Automatic memory management alleviates a programmer from the low-level details of allocating and deallocating storage space for the results of their computation. Although automatic memory management comes with a cost, relieving programmers from this low-level task enables them to concentrate on developing correct and efficient high-level algorithms to solve their problems and, in general, more than covers the overhead of automatic memory management.
Significant improvements have been made to both the memory allocator and garbage collector that together comprise Maple's memory management system. The modernization of the memory management system positions Maple to effectively use the resources available on not only the machines of today but also those of tomorrow. For example, the advances in CPU performance will continue to be driven by the increase in the number of cores per chip. Matching this trend, the advances to both the memory allocator and garbage collector are primarily centered around simultaneously handling the memory demands of multiple threads. Furthermore, improvements enabling Maple to more effectively use the larger amounts of memory available on 64-bit architectures will continue to be seen.
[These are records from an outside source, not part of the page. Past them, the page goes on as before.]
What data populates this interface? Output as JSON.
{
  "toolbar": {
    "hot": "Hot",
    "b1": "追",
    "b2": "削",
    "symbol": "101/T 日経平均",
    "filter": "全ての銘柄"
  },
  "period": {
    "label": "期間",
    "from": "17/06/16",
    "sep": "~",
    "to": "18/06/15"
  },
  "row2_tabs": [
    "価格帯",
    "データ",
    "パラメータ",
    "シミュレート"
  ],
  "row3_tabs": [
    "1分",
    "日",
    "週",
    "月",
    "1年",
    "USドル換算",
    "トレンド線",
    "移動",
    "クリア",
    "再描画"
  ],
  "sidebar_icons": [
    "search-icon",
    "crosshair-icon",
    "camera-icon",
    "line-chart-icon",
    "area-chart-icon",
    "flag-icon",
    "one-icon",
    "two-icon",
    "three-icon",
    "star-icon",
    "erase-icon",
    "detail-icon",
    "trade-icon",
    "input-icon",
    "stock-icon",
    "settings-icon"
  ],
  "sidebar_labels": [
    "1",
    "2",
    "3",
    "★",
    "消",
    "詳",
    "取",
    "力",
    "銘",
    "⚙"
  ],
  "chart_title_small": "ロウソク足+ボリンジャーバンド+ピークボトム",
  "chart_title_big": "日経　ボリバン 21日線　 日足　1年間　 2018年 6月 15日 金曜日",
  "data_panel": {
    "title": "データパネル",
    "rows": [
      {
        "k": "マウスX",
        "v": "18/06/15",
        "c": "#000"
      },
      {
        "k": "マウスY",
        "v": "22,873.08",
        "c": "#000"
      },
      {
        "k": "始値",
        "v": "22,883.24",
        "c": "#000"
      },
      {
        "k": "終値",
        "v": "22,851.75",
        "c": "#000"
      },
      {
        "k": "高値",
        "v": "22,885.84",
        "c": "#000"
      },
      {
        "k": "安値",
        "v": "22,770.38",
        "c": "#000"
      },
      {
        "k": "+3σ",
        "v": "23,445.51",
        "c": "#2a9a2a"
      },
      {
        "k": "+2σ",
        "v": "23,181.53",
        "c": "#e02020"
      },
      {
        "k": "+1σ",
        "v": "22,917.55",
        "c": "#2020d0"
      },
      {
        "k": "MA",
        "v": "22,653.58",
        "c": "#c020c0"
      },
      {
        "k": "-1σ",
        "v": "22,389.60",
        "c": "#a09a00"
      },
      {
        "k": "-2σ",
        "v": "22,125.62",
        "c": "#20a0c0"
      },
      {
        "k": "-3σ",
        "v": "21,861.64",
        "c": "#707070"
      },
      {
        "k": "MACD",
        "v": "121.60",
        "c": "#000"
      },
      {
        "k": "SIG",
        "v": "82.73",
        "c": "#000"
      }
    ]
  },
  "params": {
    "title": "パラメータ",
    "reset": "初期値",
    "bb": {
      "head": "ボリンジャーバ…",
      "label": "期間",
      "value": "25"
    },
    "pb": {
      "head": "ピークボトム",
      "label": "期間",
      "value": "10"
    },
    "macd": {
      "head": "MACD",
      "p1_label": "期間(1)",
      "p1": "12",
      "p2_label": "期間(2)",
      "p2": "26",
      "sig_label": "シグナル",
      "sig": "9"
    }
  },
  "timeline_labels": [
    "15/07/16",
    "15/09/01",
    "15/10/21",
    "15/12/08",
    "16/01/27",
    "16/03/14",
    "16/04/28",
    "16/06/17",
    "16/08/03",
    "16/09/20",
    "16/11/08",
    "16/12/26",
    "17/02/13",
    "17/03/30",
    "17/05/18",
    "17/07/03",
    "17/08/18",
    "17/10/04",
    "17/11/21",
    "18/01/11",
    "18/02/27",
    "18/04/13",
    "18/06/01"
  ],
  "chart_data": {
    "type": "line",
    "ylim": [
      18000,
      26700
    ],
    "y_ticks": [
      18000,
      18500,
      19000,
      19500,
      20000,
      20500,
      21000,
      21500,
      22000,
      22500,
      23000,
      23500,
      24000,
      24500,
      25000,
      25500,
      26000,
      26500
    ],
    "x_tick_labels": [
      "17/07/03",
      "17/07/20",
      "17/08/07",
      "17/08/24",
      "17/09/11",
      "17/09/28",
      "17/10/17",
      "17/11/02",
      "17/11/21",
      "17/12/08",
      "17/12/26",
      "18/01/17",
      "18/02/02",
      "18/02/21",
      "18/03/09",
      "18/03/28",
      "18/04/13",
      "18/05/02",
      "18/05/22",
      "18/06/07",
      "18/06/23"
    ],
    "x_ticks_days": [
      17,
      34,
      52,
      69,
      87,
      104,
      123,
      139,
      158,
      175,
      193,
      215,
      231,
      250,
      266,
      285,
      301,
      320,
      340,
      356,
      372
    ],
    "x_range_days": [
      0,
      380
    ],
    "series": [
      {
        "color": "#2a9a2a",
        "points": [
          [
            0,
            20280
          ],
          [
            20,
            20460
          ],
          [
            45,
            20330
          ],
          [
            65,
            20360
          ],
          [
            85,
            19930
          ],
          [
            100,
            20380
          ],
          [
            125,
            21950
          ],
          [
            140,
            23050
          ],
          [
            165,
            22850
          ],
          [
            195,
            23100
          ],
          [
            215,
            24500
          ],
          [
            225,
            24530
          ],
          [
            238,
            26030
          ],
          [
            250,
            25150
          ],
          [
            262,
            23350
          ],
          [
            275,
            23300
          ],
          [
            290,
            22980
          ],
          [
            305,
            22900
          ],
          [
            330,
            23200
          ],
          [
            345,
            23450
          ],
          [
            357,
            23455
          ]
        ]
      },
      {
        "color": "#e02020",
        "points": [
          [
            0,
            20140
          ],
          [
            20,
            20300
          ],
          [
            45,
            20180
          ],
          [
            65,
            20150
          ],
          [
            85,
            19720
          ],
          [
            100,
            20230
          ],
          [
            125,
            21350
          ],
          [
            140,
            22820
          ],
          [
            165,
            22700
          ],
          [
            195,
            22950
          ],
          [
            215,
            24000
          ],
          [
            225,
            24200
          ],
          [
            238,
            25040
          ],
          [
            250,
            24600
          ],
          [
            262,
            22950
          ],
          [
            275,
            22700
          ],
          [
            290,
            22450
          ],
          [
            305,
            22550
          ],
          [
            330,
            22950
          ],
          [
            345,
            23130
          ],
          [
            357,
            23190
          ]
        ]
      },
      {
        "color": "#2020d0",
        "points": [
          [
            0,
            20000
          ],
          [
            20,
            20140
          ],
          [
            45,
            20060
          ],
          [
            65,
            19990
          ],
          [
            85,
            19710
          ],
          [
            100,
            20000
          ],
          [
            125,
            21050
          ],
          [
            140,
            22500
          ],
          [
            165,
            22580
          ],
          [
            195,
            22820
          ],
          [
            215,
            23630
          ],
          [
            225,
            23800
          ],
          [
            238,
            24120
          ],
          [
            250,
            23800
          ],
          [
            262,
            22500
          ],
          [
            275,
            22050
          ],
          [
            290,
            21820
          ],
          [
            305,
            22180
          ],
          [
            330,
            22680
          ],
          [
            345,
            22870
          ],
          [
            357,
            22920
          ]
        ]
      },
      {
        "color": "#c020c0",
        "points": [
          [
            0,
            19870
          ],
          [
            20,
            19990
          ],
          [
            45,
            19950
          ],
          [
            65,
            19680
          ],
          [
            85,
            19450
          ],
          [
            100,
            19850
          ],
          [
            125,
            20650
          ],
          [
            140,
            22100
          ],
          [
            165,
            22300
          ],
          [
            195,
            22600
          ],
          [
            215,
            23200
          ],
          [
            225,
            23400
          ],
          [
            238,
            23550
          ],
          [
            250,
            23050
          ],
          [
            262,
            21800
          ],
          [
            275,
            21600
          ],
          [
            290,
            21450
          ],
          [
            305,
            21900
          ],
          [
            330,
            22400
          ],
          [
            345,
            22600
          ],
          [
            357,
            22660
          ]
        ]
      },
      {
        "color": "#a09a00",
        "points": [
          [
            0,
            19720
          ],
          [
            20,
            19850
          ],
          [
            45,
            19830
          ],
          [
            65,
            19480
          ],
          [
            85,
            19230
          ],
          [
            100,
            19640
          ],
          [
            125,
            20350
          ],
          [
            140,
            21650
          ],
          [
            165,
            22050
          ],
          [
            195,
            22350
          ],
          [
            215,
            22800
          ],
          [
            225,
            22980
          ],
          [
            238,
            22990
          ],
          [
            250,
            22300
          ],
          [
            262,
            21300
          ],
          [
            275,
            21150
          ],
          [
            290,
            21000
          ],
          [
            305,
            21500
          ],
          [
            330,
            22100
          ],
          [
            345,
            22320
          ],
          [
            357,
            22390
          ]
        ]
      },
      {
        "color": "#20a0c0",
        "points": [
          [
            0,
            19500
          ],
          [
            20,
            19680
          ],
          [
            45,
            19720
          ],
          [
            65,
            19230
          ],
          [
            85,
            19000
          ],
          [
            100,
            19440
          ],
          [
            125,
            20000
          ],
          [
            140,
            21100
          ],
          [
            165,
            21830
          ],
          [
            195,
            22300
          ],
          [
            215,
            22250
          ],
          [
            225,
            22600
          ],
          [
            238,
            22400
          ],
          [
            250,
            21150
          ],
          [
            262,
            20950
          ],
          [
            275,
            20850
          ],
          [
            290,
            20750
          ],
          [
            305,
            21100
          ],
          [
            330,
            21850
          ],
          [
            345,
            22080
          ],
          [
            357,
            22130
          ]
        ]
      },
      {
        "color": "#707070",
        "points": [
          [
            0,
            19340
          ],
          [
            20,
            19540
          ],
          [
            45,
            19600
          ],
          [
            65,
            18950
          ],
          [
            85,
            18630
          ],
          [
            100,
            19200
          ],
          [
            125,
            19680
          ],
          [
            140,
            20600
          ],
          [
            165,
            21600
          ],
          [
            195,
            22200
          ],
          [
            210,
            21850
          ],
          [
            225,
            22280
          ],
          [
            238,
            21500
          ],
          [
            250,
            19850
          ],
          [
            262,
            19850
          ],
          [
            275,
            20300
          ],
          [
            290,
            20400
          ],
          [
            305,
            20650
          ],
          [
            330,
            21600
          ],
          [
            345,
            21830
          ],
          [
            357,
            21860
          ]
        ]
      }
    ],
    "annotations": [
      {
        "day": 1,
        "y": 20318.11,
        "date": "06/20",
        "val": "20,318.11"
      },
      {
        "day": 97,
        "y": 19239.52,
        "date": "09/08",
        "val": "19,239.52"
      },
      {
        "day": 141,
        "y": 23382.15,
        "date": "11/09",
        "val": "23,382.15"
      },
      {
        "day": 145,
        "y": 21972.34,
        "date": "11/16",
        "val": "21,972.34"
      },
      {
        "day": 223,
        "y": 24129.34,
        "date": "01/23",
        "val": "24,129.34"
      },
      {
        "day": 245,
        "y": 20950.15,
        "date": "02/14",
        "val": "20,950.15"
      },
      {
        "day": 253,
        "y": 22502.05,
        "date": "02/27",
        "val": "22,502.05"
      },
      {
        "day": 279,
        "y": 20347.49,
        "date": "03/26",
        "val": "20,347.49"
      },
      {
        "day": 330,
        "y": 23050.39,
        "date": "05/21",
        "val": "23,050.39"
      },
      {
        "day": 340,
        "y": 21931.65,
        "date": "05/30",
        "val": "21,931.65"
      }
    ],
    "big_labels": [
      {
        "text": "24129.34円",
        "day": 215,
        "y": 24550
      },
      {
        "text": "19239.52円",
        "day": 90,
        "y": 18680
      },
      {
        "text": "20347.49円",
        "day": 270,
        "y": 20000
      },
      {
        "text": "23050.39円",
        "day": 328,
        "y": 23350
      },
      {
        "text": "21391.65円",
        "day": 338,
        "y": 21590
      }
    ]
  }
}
The most significant benefit derived from the modernized memory management system is Maple's parallel performance. Previously, the interplay between threads would artificially retain garbage for long periods of time. Improvements to the garbage collector allow it to now examine the memory usage of each specific Maple thread in the system and identify garbage at a much finer granularity than before. This translates into a reduction in the amount of time and memory required to complete many computations. These improvements can be seen in the Mandelbrot set example used to demonstrate the task programming model (see examples,Task). On a quad-core processor the amount of memory allocated decreased by almost 70% while performance improved by 42%.
Previously, Maple continuously requested chunks of memory from the underlying operating system's memory allocator as more memory was required. These chunks were not necessarily contiguous in memory and therefore were rarely coalesced into larger chunks that could possibly satisfy an even larger memory allocation (instead another request would be sent to the operating system). Adopting the strategy taken by the runtime systems of many other programming languages, Maple now manages a large contiguous block of virtual memory and expands into it on demand as needed.
Although users are still able to trigger a garbage collection by calling gc(), its use is discouraged. The improvements to Maple's memory management system have made it heavily demand driven and directly calling gc() can increase the amount of work that the system performs.
Garbage collection while executing external routines has historically been troublesome. Maple is now capable of garbage collecting in many places where it was previously unable to. This can result in improved memory usage and performance. Consider the following linear algebra example:
The ability to garbage collect almost anywhere helped this example to speed up by close to 40%.